- EXERCISE GOAL
Search the entries below for the word "icon" and copy each line that has it.

- MATERIAL PROVIDED
----------------

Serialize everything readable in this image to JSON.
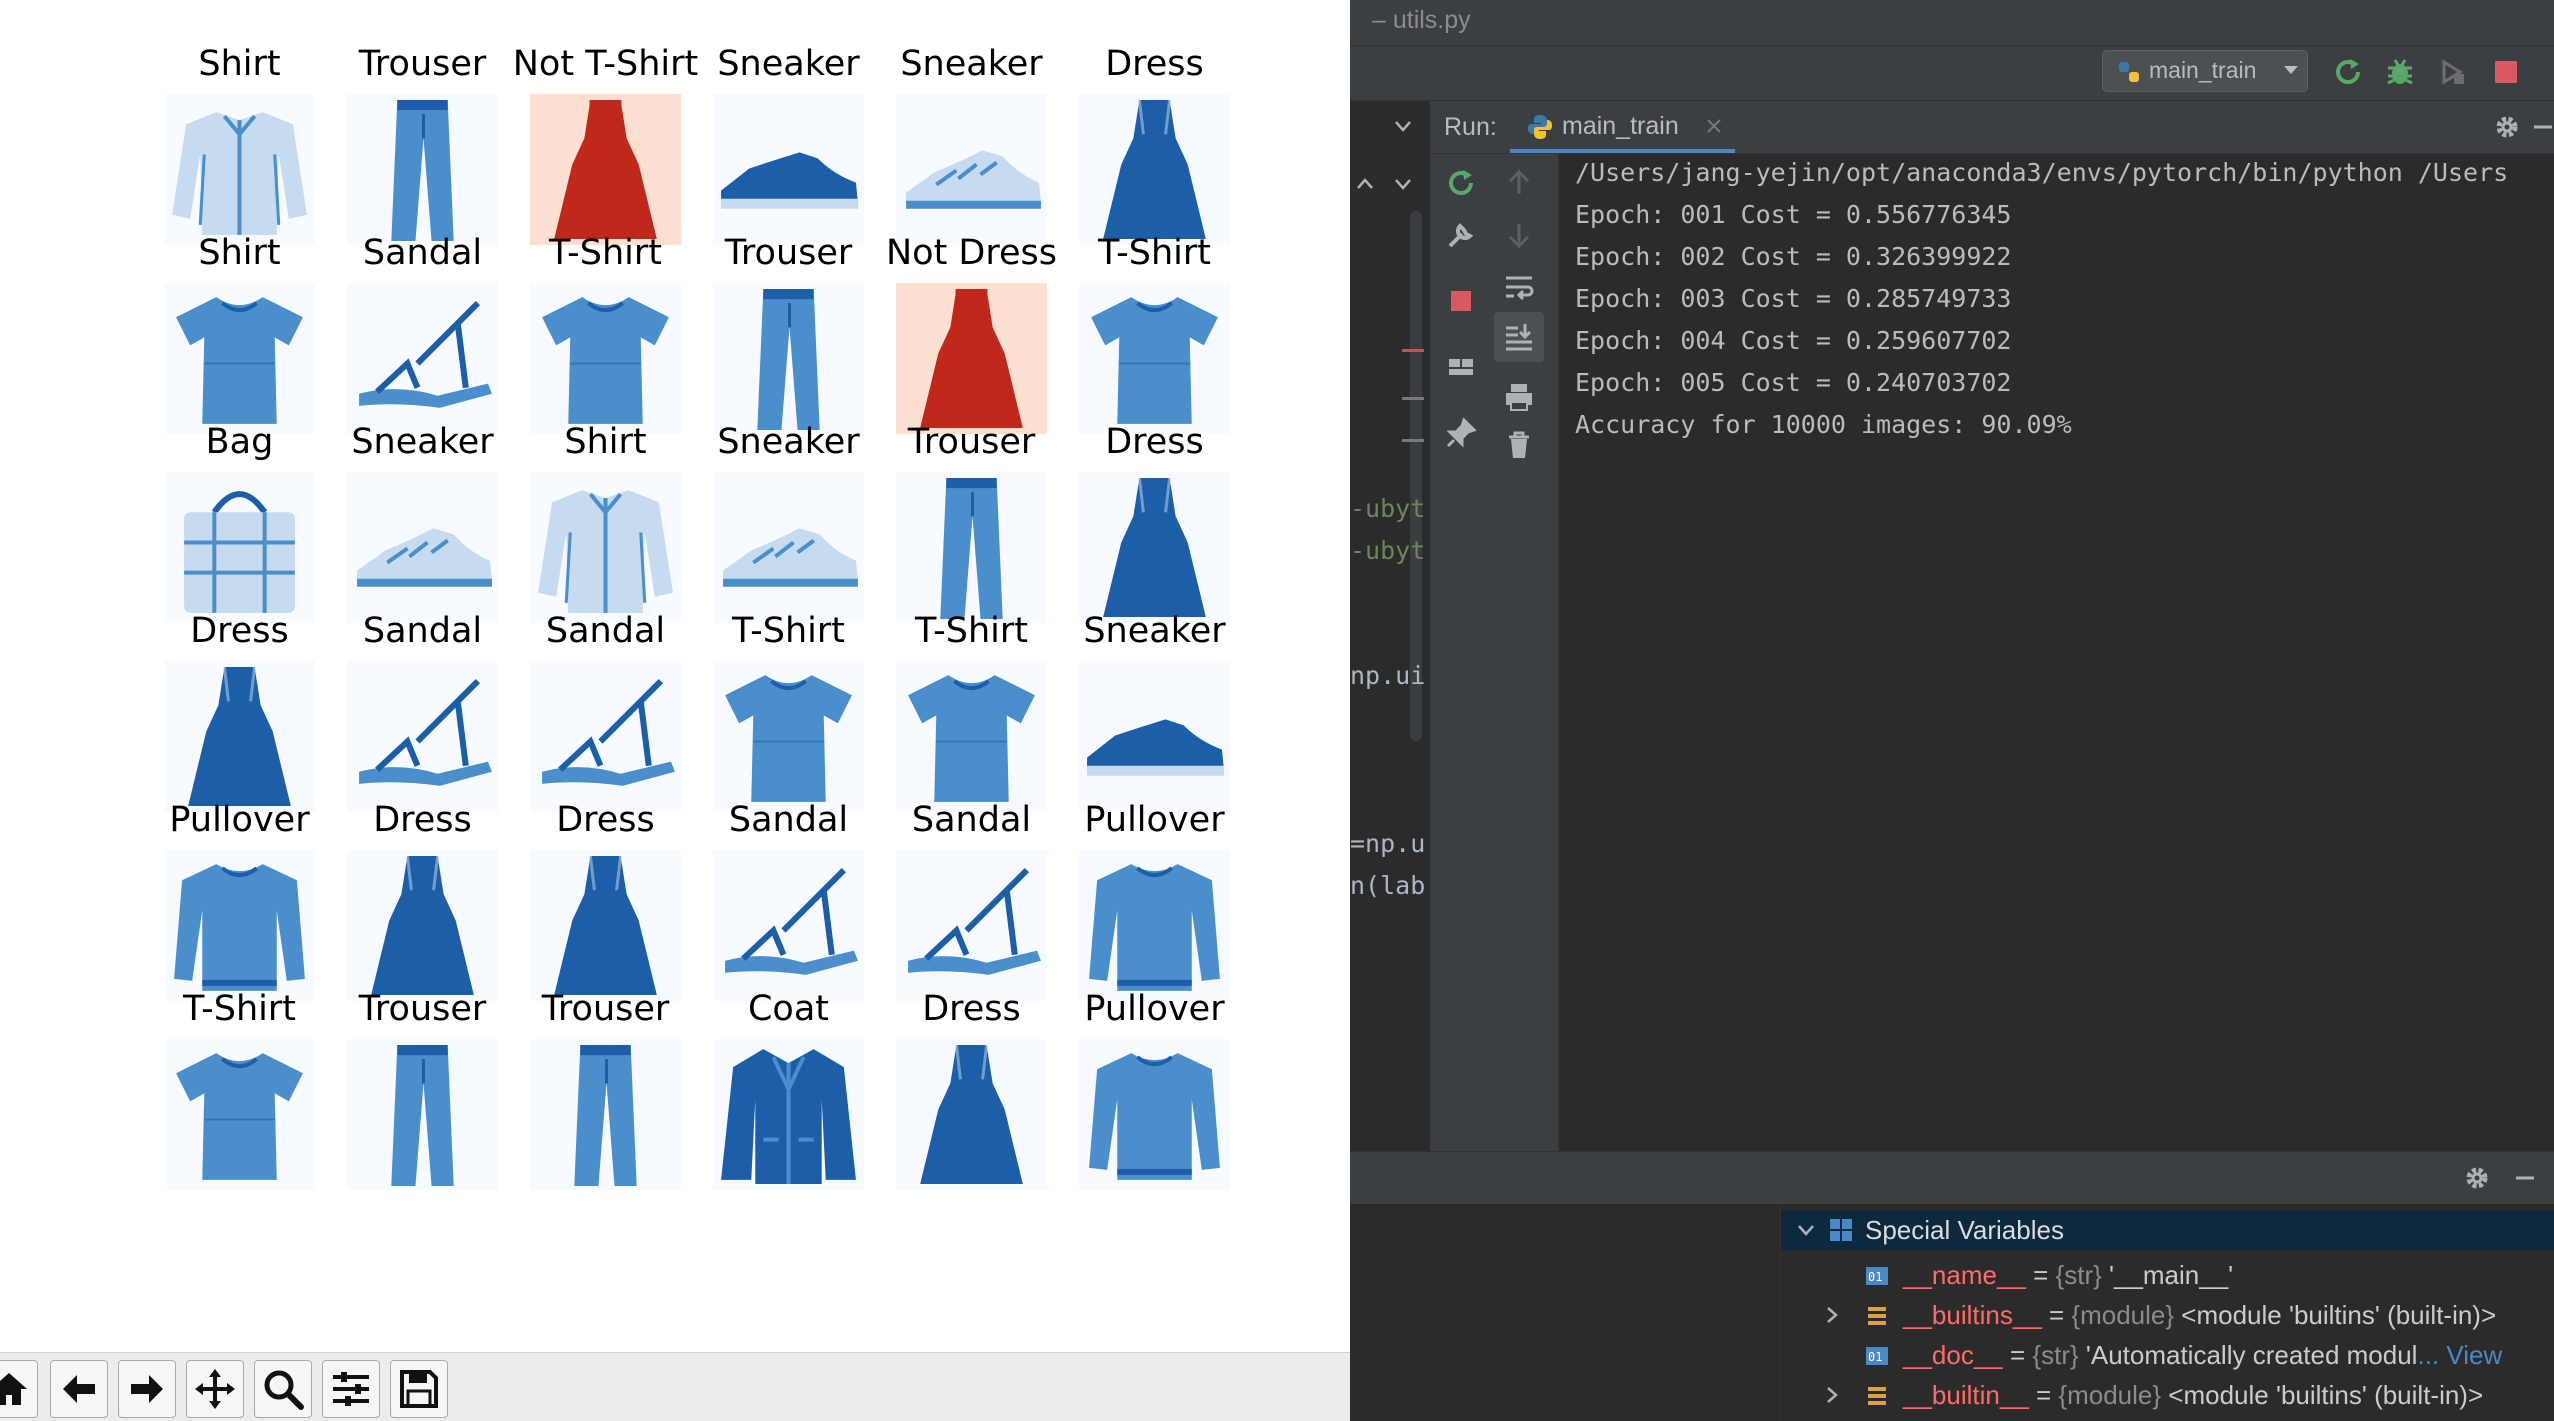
{
  "figure": {
    "labels": [
      [
        "Shirt",
        "Trouser",
        "Not T-Shirt",
        "Sneaker",
        "Sneaker",
        "Dress"
      ],
      [
        "Shirt",
        "Sandal",
        "T-Shirt",
        "Trouser",
        "Not Dress",
        "T-Shirt"
      ],
      [
        "Bag",
        "Sneaker",
        "Shirt",
        "Sneaker",
        "Trouser",
        "Dress"
      ],
      [
        "Dress",
        "Sandal",
        "Sandal",
        "T-Shirt",
        "T-Shirt",
        "Sneaker"
      ],
      [
        "Pullover",
        "Dress",
        "Dress",
        "Sandal",
        "Sandal",
        "Pullover"
      ],
      [
        "T-Shirt",
        "Trouser",
        "Trouser",
        "Coat",
        "Dress",
        "Pullover"
      ]
    ],
    "images": [
      [
        "shirt",
        "trouser",
        "dress",
        "sneaker",
        "sneaker-light",
        "dress"
      ],
      [
        "tshirt",
        "sandal",
        "tshirt",
        "trouser",
        "dress",
        "tshirt"
      ],
      [
        "bag",
        "sneaker-light",
        "shirt",
        "sneaker-light",
        "trouser",
        "dress"
      ],
      [
        "dress",
        "sandal",
        "sandal",
        "tshirt",
        "tshirt",
        "sneaker"
      ],
      [
        "pullover",
        "dress",
        "dress",
        "sandal",
        "sandal",
        "pullover"
      ],
      [
        "tshirt",
        "trouser",
        "trouser",
        "coat",
        "dress",
        "pullover"
      ]
    ],
    "highlight_red": [
      [
        0,
        2
      ],
      [
        1,
        4
      ]
    ],
    "colors": {
      "blue_dark": "#1c5ea8",
      "blue_mid": "#4a8fcb",
      "blue_light": "#c6dbef",
      "background": "#f7fbff",
      "red_dark": "#c0281c",
      "red_light": "#fee0d2"
    }
  },
  "mpl_toolbar": {
    "buttons": [
      "home-icon",
      "back-icon",
      "forward-icon",
      "pan-icon",
      "zoom-icon",
      "configure-icon",
      "save-icon"
    ]
  },
  "ide": {
    "title": "– utils.py",
    "run_config": "main_train",
    "run_label": "Run:",
    "run_tab": "main_train",
    "console_lines": [
      "/Users/jang-yejin/opt/anaconda3/envs/pytorch/bin/python /Users",
      "Epoch: 001 Cost = 0.556776345",
      "Epoch: 002 Cost = 0.326399922",
      "Epoch: 003 Cost = 0.285749733",
      "Epoch: 004 Cost = 0.259607702",
      "Epoch: 005 Cost = 0.240703702",
      "Accuracy for 10000 images: 90.09%"
    ],
    "code_fragments": [
      "-ubyt",
      "-ubyt",
      "np.ui",
      "=np.u",
      "n(lab"
    ],
    "variables": {
      "header": "Special Variables",
      "rows": [
        {
          "name": "__name__",
          "eq": " = ",
          "type": "{str} ",
          "value": "'__main__'",
          "more": ""
        },
        {
          "name": "__builtins__",
          "eq": " = ",
          "type": "{module} ",
          "value": "<module 'builtins' (built-in)>",
          "more": ""
        },
        {
          "name": "__doc__",
          "eq": " = ",
          "type": "{str} ",
          "value": "'Automatically created modul",
          "more": "... View"
        },
        {
          "name": "__builtin__",
          "eq": " = ",
          "type": "{module} ",
          "value": "<module 'builtins' (built-in)>",
          "more": ""
        }
      ]
    }
  }
}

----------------

- TASK RESPONSE
      "home-icon",
      "back-icon",
      "forward-icon",
      "pan-icon",
      "zoom-icon",
      "configure-icon",
      "save-icon"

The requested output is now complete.